Episode 6 is up, and I’m pretty happy with it. I’m not sure whether or not it works as the miniature horror movie I’d intended, but it looks cool and that’s ninety percent of what I aspire to.
There’s a lot I want to say about the larger story and where it’s going, but I’m hesitant to get into that yet. When I was first thinking about this series I was really into the idea of the viewer discovering the shape of the story as it emerges (which is one of my favorite experiences with fiction), and I don’t want to undermine that by tipping my hand too early. Which is maybe a pompous thing to say about such a shoestring project. Have I really earned the right to be that coy? I don’t know.
So anyway, check out Aera if you want. Tell your friends, like & subscribe, blah blah blah. I would love to have an audience for this thing. Here’s a still from Episode 7, currently in progress:
Now seems as good a time as any to mention that the animated serial I’ve been working on for the better part of a year is well underway, and the first four episodes will go online tomorrow (January 29th), here and on my YouTube channel.
Aera is an ongoing story, best described as: -a meditation on interspecies communication in a fantasy context, or -a Moebius-inspired retelling of Homeward Bound, or -a swords-and-sorcery epic containing neither swords nor sorcery*
If any of that piques your interest, check it out! The episodes are really very short; attention span strictly optional.

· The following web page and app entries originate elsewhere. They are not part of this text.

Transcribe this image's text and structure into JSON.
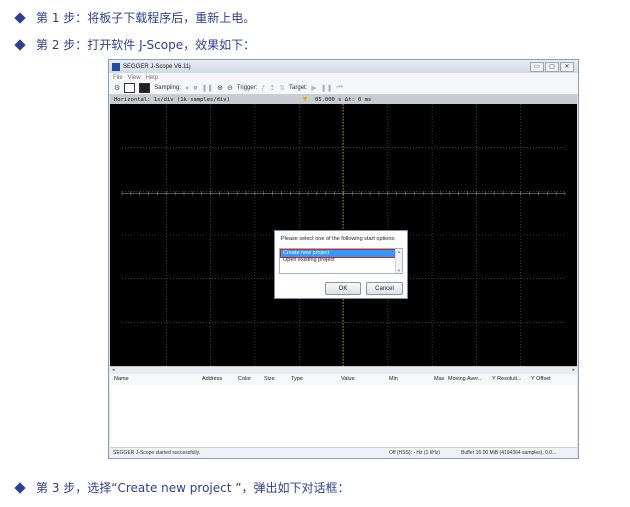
{
  "steps": [
    {
      "text": "第 1 步：将板子下载程序后，重新上电。"
    },
    {
      "text": "第 2 步：打开软件 J-Scope，效果如下："
    },
    {
      "text": "第 3 步，选择“Create new project ”，弹出如下对话框："
    }
  ],
  "window": {
    "title": "SEGGER J-Scope V6.11j",
    "controls": [
      "▭",
      "▢",
      "✕"
    ],
    "menu": [
      "File",
      "View",
      "Help"
    ],
    "toolbar": {
      "sampling_label": "Sampling:",
      "trigger_label": "Trigger:",
      "target_label": "Target:"
    },
    "horizontal_label": "Horizontal: 1s/div (1k samples/div)",
    "time_readout": "05.000 s   Δt: 0 ms",
    "columns": [
      "Name",
      "Address",
      "Color",
      "Size",
      "Type",
      "Value",
      "Min",
      "Max",
      "Moving Aver...",
      "Y Resoluti...",
      "Y Offset"
    ],
    "status": {
      "message": "SEGGER J-Scope started successfully.",
      "mode": "Off (HSS): - Hz (1 kHz)",
      "buffer": "Buffer 16.00 MiB (4194304 samples), 0.0..."
    }
  },
  "dialog": {
    "prompt": "Please select one of the following start options:",
    "options": [
      "Create new project",
      "Open existing project"
    ],
    "ok_label": "OK",
    "cancel_label": "Cancel"
  },
  "colors": {
    "accent_text": "#2f3f8f",
    "scope_bg": "#000000",
    "trace": "#e6a300",
    "grid": "#5a5a5a",
    "selection": "#3399ff",
    "highlight_box": "#e02020"
  }
}
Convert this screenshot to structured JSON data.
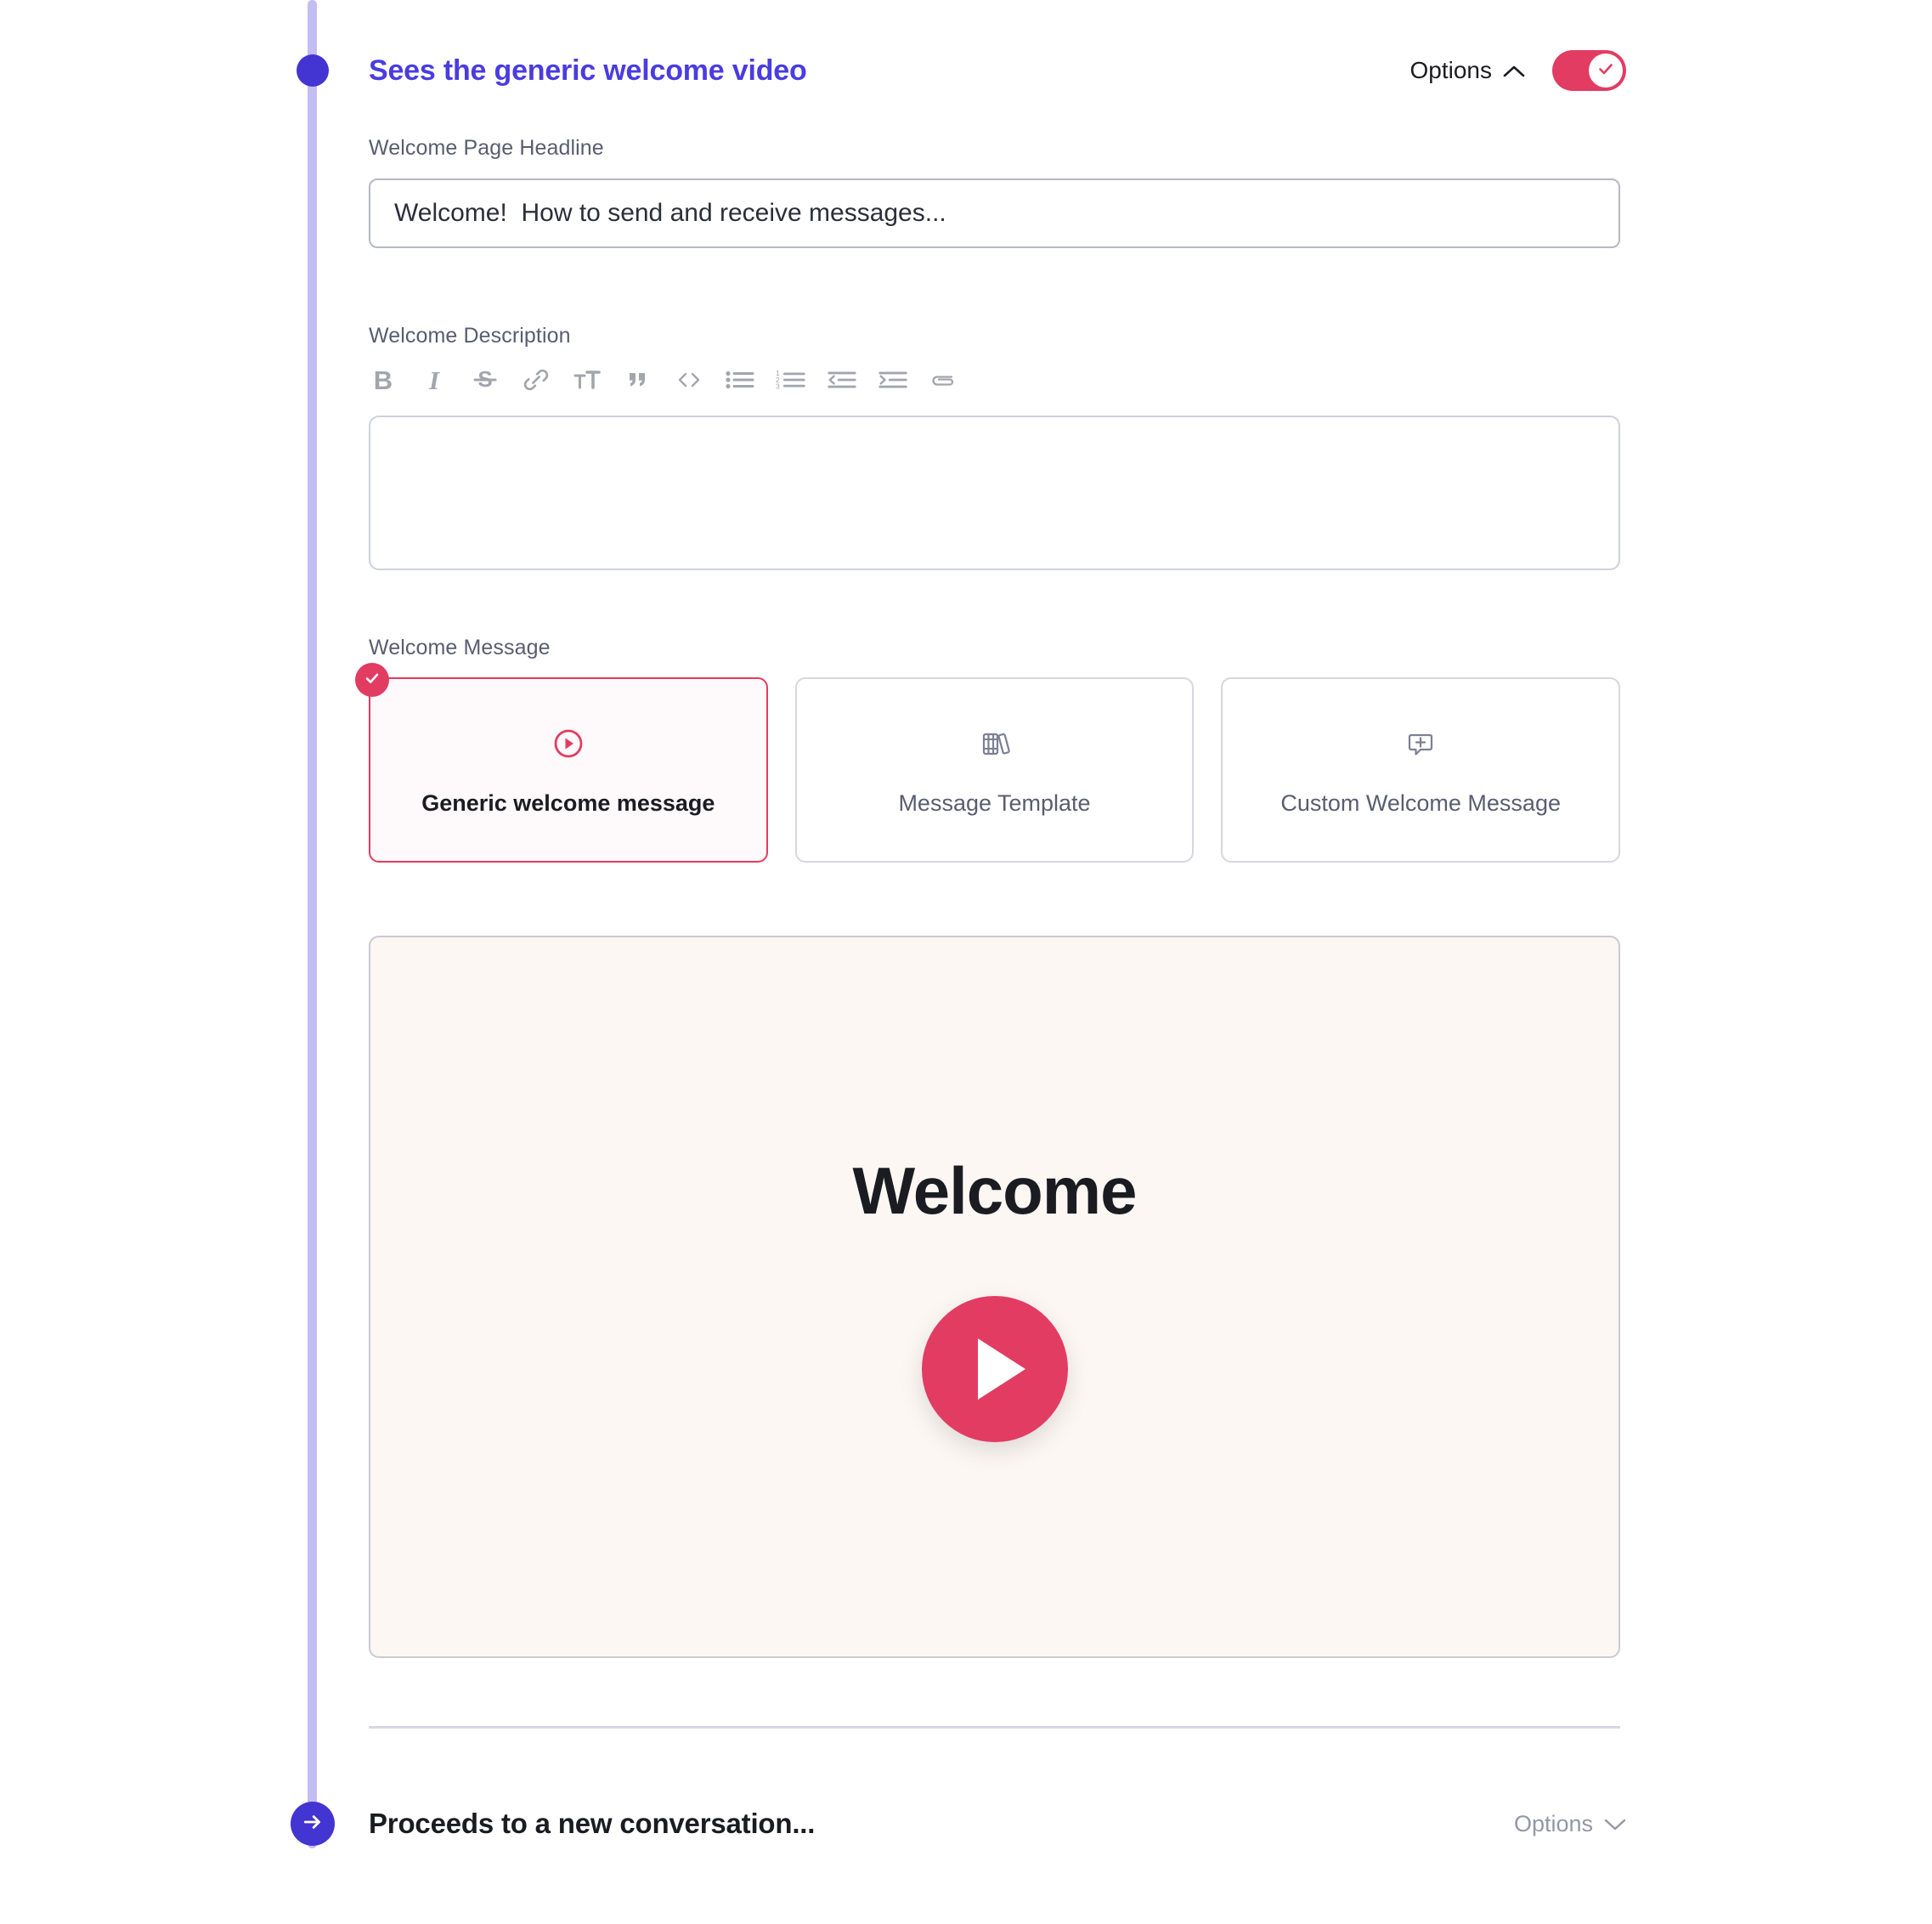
{
  "step": {
    "title": "Sees the generic welcome video",
    "options_label": "Options",
    "chevron_icon": "chevron-up-icon",
    "toggle": {
      "enabled": true,
      "icon": "check-icon",
      "color": "#E23C63"
    },
    "marker_icon": "timeline-dot-icon",
    "rail_color": "#C3BDF2",
    "accent_color": "#4335D2"
  },
  "headline": {
    "label": "Welcome Page Headline",
    "value": "Welcome!  How to send and receive messages...",
    "placeholder": "Welcome Page Headline"
  },
  "description": {
    "label": "Welcome Description",
    "value": "",
    "placeholder": "",
    "toolbar": [
      {
        "name": "bold-icon",
        "glyph": "B"
      },
      {
        "name": "italic-icon",
        "glyph": "I"
      },
      {
        "name": "strikethrough-icon",
        "glyph": "S"
      },
      {
        "name": "link-icon",
        "glyph": "link"
      },
      {
        "name": "text-size-icon",
        "glyph": "TT"
      },
      {
        "name": "blockquote-icon",
        "glyph": "”"
      },
      {
        "name": "code-icon",
        "glyph": "<>"
      },
      {
        "name": "bulleted-list-icon",
        "glyph": "list"
      },
      {
        "name": "numbered-list-icon",
        "glyph": "1 2 3"
      },
      {
        "name": "outdent-icon",
        "glyph": "outdent"
      },
      {
        "name": "indent-icon",
        "glyph": "indent"
      },
      {
        "name": "attachment-icon",
        "glyph": "paperclip"
      }
    ]
  },
  "welcome_message": {
    "label": "Welcome Message",
    "selected_index": 0,
    "options": [
      {
        "label": "Generic welcome message",
        "icon": "play-circle-icon",
        "selected": true
      },
      {
        "label": "Message Template",
        "icon": "books-icon",
        "selected": false
      },
      {
        "label": "Custom Welcome Message",
        "icon": "message-plus-icon",
        "selected": false
      }
    ],
    "badge_icon": "check-icon"
  },
  "video_preview": {
    "title": "Welcome",
    "play_icon": "play-icon",
    "background_color": "#FDF7F3",
    "play_color": "#E23C63"
  },
  "next_step": {
    "title": "Proceeds to a new conversation...",
    "options_label": "Options",
    "chevron_icon": "chevron-down-icon",
    "arrow_icon": "arrow-right-icon"
  }
}
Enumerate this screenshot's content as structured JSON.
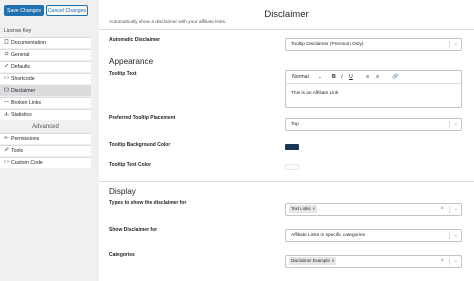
{
  "topbar": {
    "save_label": "Save Changes",
    "cancel_label": "Cancel Changes"
  },
  "sidebar": {
    "license_key": "License Key",
    "items": [
      {
        "label": "Documentation",
        "icon": "document-icon"
      },
      {
        "label": "General",
        "icon": "gear-icon"
      },
      {
        "label": "Defaults",
        "icon": "pencil-icon"
      },
      {
        "label": "Shortcode",
        "icon": "shortcode-icon"
      },
      {
        "label": "Disclaimer",
        "icon": "disclaimer-icon"
      },
      {
        "label": "Broken Links",
        "icon": "broken-link-icon"
      },
      {
        "label": "Statistics",
        "icon": "chart-icon"
      }
    ],
    "advanced_label": "Advanced",
    "advanced_items": [
      {
        "label": "Permissions",
        "icon": "key-icon"
      },
      {
        "label": "Tools",
        "icon": "wrench-icon"
      },
      {
        "label": "Custom Code",
        "icon": "code-icon"
      }
    ]
  },
  "main": {
    "title": "Disclaimer",
    "description": "Automatically show a disclaimer with your affiliate links.",
    "automatic_disclaimer": {
      "label": "Automatic Disclaimer",
      "value": "Tooltip Disclaimer (Premium Only)"
    },
    "appearance_heading": "Appearance",
    "tooltip_text": {
      "label": "Tooltip Text",
      "toolbar_format": "Normal",
      "value": "This is an Affiliate Link"
    },
    "placement": {
      "label": "Preferred Tooltip Placement",
      "value": "Top"
    },
    "bg_color": {
      "label": "Tooltip Background Color",
      "color": "#1c3553"
    },
    "text_color": {
      "label": "Tooltip Text Color",
      "color": "#ffffff"
    },
    "display_heading": "Display",
    "types": {
      "label": "Types to show the disclaimer for",
      "tag": "Text Links"
    },
    "show_for": {
      "label": "Show Disclaimer for",
      "value": "Affiliate Links in specific categories"
    },
    "categories": {
      "label": "Categories",
      "tag": "Disclaimer Example"
    }
  },
  "colors": {
    "accent": "#2271b1",
    "active_menu": "#dcdcde"
  }
}
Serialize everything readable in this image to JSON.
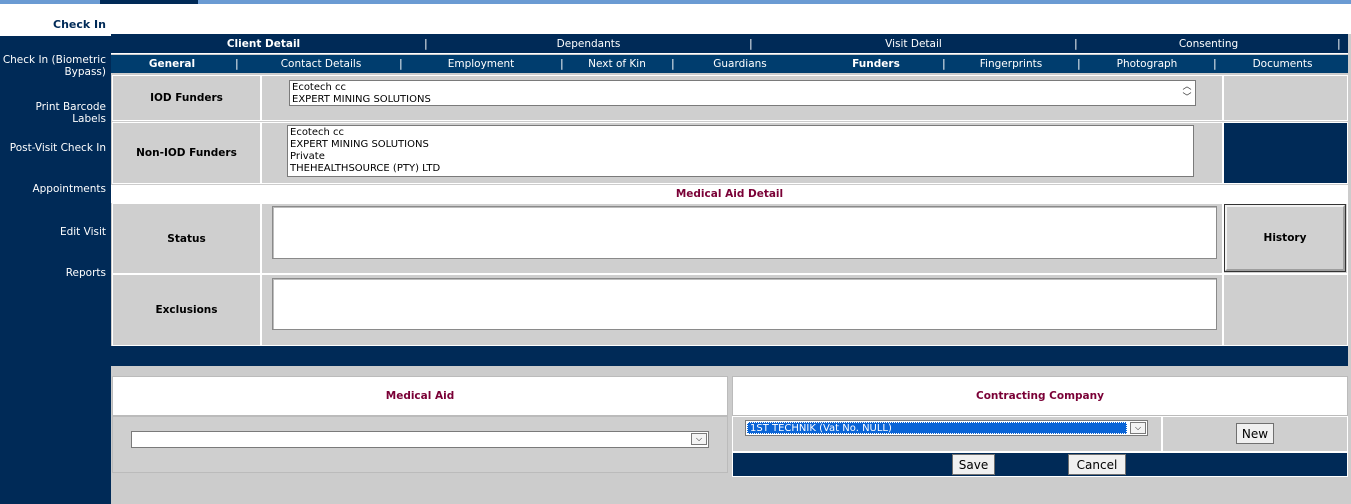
{
  "sidebar": {
    "active": "Check In",
    "items": [
      {
        "label": "Check In (Biometric Bypass)"
      },
      {
        "label": "Print Barcode Labels"
      },
      {
        "label": "Post-Visit Check In"
      },
      {
        "label": "Appointments"
      },
      {
        "label": "Edit Visit"
      },
      {
        "label": "Reports"
      }
    ]
  },
  "nav_primary": [
    "Client Detail",
    "Dependants",
    "Visit Detail",
    "Consenting"
  ],
  "nav_secondary": [
    "General",
    "Contact Details",
    "Employment",
    "Next of Kin",
    "Guardians",
    "Funders",
    "Fingerprints",
    "Photograph",
    "Documents"
  ],
  "nav_separator": "|",
  "funders": {
    "iod_label": "IOD Funders",
    "iod_items": [
      "Ecotech cc",
      "EXPERT MINING SOLUTIONS"
    ],
    "non_iod_label": "Non-IOD Funders",
    "non_iod_items": [
      "Ecotech cc",
      "EXPERT MINING SOLUTIONS",
      "Private",
      "THEHEALTHSOURCE (PTY) LTD"
    ]
  },
  "medical_aid_detail": {
    "title": "Medical Aid Detail",
    "status_label": "Status",
    "status_value": "",
    "exclusions_label": "Exclusions",
    "exclusions_value": "",
    "history_button": "History"
  },
  "medical_aid": {
    "heading": "Medical Aid",
    "selected": ""
  },
  "contracting_company": {
    "heading": "Contracting Company",
    "selected": "1ST TECHNIK (Vat No. NULL)",
    "new_button": "New"
  },
  "actions": {
    "save": "Save",
    "cancel": "Cancel"
  },
  "icons": {
    "dropdown": "chevron-down-icon",
    "scroll": "scroll-arrows-icon"
  },
  "colors": {
    "navy": "#002a57",
    "accent_text": "#7a0036",
    "selection": "#0a64d6"
  }
}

As I mentioned before, I’m early in the process of my next long-term animation project: an ongoing series of shorts, sort of a spiritual continuation of the inhabited world, but with an actual story this time.
There are some pretty big narrative questions I still need to answer. In the mean time I’ve been working on some rough backgrounds/concept art in an effort to work out the look of the thing, and in the process learning just how out of practice I am at still images. Here are a few of the least embarrassing:
I just finished the tenth (and probably final) installment of The Inhabited World; check it out:
These were extremely fun to do, and I think I’ve learned a lot in the the process. Moreover, a lot of these shorts’ DNA is going to carry over into my next project, which is looking to be raaaather more ambitious… more on that later.
Well, it’s been exactly two years since I wrote a post here… is blogging still a thing that people do? In my defense the world’s been a bit weird, no?
The film that I was just starting to tease in my last posts is now complete! It’s called Meteor, and I’m currently working on getting it seen. With that finished, I’m in the very early stages of my next long-term animation project. I suspect it’ll ultimately take the form of a video installation with a strong narrative component; more on that once I have something to show for it.
In the mean time, for fun/practice/keeping-my-sanity-over-the-winter-months, I’m making a series of ten-second(ish) fantasy films called The Inhabited World. I’ll be posting new ones here and on my YouTube channel as I finish them- probably every other week.
It’s been a while since I’ve checked in here about the (still unnamed) film project, and it’s high time I introduced the story’s (likewise unnamed) protagonist and sole character.*
The Traveler (working name) is intended to be something of an otherworldly being, and to read as a foreign element in the film’s setting. Their face is covered by a mask and so characterization is mostly done through body language, partially as a storytelling challenge, partially because facial animation is a hassle and who needs that stress in their life?
I’m now in the thick of animation for this thing, so expect more frequent updates! Probably!
*regarding “the landscape is a character”: oh man I used to love that phrase. But is it a character, really? Does something need to be a character in order to be interesting/important? Check your anthropocentrism, people.